((

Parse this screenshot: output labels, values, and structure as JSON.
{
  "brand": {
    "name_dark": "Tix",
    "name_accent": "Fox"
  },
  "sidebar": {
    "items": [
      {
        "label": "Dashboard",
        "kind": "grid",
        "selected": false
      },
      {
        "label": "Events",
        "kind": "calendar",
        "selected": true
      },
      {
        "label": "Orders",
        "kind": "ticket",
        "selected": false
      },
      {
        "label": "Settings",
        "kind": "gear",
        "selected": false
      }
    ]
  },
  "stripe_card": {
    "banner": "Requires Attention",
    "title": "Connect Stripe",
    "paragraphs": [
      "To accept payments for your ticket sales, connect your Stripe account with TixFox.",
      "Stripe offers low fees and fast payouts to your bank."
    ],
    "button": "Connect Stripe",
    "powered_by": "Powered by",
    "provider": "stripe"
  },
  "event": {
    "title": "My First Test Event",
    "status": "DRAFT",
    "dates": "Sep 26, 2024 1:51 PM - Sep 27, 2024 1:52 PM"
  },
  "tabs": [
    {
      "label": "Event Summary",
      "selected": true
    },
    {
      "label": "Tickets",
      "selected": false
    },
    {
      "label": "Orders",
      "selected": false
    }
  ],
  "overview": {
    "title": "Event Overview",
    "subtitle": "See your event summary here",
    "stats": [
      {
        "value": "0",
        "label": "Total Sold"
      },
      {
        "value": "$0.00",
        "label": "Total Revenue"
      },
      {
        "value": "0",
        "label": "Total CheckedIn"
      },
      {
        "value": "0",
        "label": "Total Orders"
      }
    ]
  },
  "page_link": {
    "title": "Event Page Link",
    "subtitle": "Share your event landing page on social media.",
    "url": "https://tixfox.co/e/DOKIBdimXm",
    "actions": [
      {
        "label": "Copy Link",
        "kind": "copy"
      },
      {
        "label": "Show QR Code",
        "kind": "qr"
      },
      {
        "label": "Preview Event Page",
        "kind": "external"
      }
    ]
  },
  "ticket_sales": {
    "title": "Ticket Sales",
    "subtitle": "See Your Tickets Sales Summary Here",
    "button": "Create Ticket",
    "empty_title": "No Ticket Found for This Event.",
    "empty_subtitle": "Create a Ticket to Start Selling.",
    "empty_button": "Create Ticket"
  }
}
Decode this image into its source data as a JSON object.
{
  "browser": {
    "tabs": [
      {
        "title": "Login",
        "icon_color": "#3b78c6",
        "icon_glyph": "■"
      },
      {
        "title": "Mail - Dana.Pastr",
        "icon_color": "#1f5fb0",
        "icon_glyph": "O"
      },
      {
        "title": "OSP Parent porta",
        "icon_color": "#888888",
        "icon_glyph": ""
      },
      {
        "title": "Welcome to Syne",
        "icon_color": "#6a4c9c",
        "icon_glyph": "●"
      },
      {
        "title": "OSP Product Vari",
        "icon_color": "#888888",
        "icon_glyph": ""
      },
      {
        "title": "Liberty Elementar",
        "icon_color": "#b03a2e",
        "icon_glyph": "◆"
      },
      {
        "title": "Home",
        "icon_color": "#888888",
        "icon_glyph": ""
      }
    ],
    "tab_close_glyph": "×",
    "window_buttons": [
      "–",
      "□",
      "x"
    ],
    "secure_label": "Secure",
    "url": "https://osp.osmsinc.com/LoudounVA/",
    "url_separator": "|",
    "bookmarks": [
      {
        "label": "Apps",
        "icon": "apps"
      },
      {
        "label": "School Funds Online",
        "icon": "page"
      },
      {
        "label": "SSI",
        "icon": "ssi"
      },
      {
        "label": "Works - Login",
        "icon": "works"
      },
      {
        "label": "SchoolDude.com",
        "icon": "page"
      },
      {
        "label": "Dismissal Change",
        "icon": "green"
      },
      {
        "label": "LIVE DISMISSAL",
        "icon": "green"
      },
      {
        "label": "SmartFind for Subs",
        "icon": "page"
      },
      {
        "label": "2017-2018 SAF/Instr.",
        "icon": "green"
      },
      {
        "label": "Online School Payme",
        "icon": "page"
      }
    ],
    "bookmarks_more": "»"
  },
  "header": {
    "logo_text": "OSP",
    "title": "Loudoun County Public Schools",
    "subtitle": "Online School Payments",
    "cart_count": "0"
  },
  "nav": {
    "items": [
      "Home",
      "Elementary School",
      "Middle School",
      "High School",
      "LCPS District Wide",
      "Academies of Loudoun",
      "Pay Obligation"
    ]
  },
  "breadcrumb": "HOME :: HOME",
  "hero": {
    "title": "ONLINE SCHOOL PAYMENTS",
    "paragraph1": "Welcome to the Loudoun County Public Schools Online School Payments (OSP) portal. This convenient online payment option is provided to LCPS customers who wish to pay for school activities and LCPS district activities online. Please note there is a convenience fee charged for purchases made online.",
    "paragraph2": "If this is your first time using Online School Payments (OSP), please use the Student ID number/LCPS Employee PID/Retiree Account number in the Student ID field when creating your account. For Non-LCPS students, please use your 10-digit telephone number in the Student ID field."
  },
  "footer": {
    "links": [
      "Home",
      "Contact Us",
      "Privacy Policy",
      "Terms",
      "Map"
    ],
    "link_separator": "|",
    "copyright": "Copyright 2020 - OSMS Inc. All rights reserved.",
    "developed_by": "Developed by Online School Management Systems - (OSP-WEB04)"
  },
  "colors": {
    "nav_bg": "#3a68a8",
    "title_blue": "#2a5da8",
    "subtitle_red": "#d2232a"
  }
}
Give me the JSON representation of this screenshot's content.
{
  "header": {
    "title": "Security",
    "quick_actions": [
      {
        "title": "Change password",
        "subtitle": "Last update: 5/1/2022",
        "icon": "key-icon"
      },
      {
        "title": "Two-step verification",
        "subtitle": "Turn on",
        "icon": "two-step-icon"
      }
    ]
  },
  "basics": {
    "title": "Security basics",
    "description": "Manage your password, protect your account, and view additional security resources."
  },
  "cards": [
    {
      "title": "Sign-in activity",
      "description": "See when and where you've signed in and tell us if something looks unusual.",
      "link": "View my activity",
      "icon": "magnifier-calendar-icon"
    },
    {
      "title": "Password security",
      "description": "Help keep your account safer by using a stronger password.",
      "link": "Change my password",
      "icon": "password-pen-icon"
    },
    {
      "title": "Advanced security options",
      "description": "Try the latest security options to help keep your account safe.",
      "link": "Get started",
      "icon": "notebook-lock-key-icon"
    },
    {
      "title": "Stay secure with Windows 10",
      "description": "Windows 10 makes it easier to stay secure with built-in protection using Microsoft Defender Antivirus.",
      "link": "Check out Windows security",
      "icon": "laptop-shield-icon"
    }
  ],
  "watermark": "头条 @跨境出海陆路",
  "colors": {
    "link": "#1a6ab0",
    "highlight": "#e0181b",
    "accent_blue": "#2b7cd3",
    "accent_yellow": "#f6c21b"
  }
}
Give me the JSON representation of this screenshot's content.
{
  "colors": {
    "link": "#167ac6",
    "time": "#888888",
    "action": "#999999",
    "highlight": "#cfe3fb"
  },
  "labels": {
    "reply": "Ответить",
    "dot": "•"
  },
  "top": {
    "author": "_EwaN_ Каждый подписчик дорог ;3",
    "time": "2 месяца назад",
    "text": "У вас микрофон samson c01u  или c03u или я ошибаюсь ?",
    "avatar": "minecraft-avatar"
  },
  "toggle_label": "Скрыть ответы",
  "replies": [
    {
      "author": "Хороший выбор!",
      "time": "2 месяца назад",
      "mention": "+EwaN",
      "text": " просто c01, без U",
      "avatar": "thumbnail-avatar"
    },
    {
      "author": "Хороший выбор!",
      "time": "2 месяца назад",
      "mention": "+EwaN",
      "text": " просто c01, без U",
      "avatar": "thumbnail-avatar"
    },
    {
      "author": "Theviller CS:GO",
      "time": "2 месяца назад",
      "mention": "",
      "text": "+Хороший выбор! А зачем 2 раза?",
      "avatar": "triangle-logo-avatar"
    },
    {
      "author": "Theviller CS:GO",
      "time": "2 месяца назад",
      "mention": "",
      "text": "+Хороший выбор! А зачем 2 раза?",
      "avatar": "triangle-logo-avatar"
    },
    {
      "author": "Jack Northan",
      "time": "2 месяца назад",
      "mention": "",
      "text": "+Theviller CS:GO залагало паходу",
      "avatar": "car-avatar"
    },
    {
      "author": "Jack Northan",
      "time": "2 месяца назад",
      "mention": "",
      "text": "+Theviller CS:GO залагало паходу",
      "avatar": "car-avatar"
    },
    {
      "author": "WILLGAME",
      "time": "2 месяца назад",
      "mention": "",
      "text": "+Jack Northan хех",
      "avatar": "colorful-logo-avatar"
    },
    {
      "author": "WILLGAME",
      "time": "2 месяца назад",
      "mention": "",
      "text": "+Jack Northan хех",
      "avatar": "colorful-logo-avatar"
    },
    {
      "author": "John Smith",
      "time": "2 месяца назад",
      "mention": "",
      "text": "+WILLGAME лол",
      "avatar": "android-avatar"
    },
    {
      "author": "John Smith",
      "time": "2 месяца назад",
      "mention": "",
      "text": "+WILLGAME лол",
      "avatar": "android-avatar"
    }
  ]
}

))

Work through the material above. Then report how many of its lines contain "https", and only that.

2